Problem description: Where a line in the listing contains the string "label", copy that line out.

Listed records:

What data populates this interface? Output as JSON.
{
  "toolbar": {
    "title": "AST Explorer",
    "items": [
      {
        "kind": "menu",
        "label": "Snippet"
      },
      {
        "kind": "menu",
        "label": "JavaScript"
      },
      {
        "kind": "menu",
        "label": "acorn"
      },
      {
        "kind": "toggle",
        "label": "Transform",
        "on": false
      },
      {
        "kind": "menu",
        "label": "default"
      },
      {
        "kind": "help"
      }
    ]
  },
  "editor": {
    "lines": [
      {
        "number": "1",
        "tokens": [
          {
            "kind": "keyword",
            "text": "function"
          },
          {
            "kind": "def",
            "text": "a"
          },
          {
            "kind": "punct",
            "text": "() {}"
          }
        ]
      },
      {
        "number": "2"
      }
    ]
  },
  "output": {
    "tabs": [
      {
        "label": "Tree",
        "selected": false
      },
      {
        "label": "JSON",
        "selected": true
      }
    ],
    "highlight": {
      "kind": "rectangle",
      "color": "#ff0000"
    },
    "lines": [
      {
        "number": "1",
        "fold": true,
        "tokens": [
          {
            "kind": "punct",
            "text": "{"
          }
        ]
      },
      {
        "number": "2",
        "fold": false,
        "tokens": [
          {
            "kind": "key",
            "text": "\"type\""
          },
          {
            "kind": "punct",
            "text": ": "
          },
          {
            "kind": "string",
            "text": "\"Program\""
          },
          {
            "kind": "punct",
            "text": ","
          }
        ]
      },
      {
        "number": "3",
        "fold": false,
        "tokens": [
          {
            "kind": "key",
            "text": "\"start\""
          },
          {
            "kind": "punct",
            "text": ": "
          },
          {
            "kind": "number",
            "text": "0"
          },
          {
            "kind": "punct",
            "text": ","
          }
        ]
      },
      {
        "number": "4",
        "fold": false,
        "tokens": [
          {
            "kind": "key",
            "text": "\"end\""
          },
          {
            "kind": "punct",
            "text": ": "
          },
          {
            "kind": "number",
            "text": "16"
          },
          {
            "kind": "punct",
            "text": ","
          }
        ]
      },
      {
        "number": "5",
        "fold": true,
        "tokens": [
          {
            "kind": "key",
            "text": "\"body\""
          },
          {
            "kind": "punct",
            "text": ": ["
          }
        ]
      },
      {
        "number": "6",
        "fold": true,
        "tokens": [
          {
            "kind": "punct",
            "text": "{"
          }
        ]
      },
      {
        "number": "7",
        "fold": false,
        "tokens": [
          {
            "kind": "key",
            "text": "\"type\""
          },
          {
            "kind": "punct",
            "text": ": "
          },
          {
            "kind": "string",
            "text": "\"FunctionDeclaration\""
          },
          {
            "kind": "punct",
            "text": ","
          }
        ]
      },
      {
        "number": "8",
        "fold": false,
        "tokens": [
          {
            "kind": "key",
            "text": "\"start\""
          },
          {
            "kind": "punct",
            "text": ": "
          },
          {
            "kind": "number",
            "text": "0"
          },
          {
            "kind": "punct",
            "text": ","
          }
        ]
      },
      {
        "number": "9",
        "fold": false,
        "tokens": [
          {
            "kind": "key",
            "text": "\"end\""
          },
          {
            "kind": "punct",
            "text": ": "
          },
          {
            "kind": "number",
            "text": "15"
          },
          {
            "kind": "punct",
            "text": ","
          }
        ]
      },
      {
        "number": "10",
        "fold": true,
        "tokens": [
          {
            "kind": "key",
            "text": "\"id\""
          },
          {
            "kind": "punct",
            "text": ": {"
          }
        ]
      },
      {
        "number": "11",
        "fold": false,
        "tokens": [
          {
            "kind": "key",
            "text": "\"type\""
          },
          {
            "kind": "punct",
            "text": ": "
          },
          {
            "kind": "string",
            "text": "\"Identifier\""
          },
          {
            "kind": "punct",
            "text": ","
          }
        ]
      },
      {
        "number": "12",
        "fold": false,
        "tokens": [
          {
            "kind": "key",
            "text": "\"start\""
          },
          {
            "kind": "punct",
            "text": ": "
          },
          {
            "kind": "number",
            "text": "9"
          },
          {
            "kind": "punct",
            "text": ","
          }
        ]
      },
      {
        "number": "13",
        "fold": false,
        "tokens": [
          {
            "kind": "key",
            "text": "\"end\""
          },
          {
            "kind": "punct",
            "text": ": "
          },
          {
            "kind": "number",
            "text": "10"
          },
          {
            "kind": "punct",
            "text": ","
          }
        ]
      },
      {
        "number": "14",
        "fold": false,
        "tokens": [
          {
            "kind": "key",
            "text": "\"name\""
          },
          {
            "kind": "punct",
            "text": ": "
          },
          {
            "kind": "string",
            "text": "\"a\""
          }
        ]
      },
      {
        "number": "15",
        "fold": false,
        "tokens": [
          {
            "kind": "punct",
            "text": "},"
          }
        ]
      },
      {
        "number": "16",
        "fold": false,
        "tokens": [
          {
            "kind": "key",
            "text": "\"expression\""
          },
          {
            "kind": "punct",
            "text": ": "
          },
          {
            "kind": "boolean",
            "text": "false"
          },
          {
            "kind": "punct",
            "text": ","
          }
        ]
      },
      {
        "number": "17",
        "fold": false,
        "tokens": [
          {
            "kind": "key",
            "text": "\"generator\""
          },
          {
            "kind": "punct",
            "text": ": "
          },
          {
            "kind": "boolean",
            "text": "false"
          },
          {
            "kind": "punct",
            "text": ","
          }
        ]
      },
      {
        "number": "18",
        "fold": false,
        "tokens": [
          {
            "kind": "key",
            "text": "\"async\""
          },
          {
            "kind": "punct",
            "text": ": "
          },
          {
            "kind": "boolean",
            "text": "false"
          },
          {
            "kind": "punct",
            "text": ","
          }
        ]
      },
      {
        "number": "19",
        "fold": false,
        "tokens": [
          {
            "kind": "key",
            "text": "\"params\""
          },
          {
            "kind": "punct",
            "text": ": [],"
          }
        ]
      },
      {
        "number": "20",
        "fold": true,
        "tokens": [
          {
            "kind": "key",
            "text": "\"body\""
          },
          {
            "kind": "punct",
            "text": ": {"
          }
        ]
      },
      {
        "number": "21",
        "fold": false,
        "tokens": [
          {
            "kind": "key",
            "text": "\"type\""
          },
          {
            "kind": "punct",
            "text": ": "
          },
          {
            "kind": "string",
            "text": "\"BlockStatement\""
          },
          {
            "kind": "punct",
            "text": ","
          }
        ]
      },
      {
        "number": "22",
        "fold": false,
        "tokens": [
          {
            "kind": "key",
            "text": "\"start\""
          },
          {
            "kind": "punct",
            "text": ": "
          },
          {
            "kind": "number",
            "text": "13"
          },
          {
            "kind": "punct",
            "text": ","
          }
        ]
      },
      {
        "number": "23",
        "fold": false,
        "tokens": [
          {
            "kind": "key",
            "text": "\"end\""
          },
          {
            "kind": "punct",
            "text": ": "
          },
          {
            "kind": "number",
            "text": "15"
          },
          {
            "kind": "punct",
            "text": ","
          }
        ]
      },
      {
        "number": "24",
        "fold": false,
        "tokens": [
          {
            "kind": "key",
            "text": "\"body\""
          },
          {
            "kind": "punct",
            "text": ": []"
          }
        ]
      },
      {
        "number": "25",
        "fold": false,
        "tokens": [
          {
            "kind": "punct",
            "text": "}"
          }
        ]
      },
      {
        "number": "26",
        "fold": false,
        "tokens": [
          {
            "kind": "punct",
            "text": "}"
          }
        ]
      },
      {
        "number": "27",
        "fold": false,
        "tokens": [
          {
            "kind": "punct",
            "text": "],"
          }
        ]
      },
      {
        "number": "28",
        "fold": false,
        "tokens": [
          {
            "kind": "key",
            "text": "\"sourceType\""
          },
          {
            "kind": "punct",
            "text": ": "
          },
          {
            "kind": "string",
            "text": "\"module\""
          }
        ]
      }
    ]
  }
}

Exercise output:
        "label": "Snippet"
        "label": "JavaScript"
        "label": "acorn"
        "label": "Transform",
        "label": "default"
        "label": "Tree",
        "label": "JSON",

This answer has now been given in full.